One of Latin America’s star economic performers has been Peru, but a slump in the country’s mineral exports and anchovy production last year caused a drag on its economy. CCTV’s Dan Collyns reported from Lima.
Anchovy shortage may leave Peru fishing for more sustainable stocksOne of Latin America's star economic performers has been Peru, but a slump in the country's mineral exports and anchovy production last year caused a drag on its economy. CCTV's Dan Collyns reported from Lima.
Peru’s income from minerals, which represent 60 percent of Peru’s export revenues, were down in 2014. This was in part due to a lower price of copper, and by November, the economy almost came to a halt.
While the South American country leads copper production, it produces more anchovies than any other nation in the world. But anchovy production was also down in 2014 — a decline of nearly 70 percent in November.

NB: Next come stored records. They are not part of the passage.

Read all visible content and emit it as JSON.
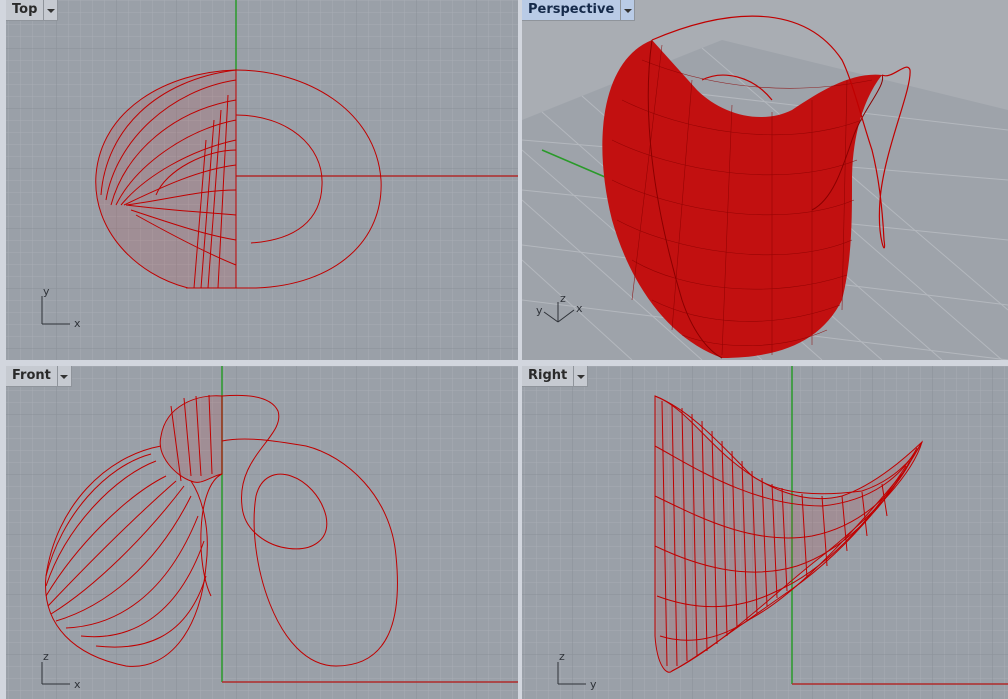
{
  "viewports": {
    "top": {
      "name": "Top",
      "axes": {
        "h": "x",
        "v": "y"
      },
      "active": false
    },
    "perspective": {
      "name": "Perspective",
      "axes": {
        "h": "x",
        "v": "y",
        "up": "z"
      },
      "active": true
    },
    "front": {
      "name": "Front",
      "axes": {
        "h": "x",
        "v": "z"
      },
      "active": false
    },
    "right": {
      "name": "Right",
      "axes": {
        "h": "y",
        "v": "z"
      },
      "active": false
    }
  },
  "colors": {
    "background": "#9aa0a8",
    "grid_minor": "#a6abb2",
    "grid_major": "#8a9098",
    "surface": "#c00000",
    "x_axis": "#b03030",
    "y_axis": "#2a9a2a"
  }
}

“In Peru, the fishing industry is very important for our economy. In first place we have the largest anchovy fishing industry in the world. In second place it provides employment to around 200,000 people,” President of Peru’s National Fishing Society Elena Conterno said.
Peru usually produces around 30 percent of the global supply of fishmeal, which uses anchovies. Last year, warm coastal ocean currents pushed anchovies further out to sea or into deeper waters.
Peru’s drop in production pushed up the global price of fishmeal and cut Peru’s earnings by around half — equivalent to 1 percent of the country’s gross domestic product.
Experts expect anchovy stocks to recover for 2015 but unpredictable weather conditions — which scientists say could be linked to climate change — mean Peru will find it hard to maintain its top spot in the global fishmeal industry.
Experts say overfishing is part of the problems and that the industry needs to be more sustainably managed. Peru’s economy grew at around 2.5 percent last year, less than half of its average growth over the past decade.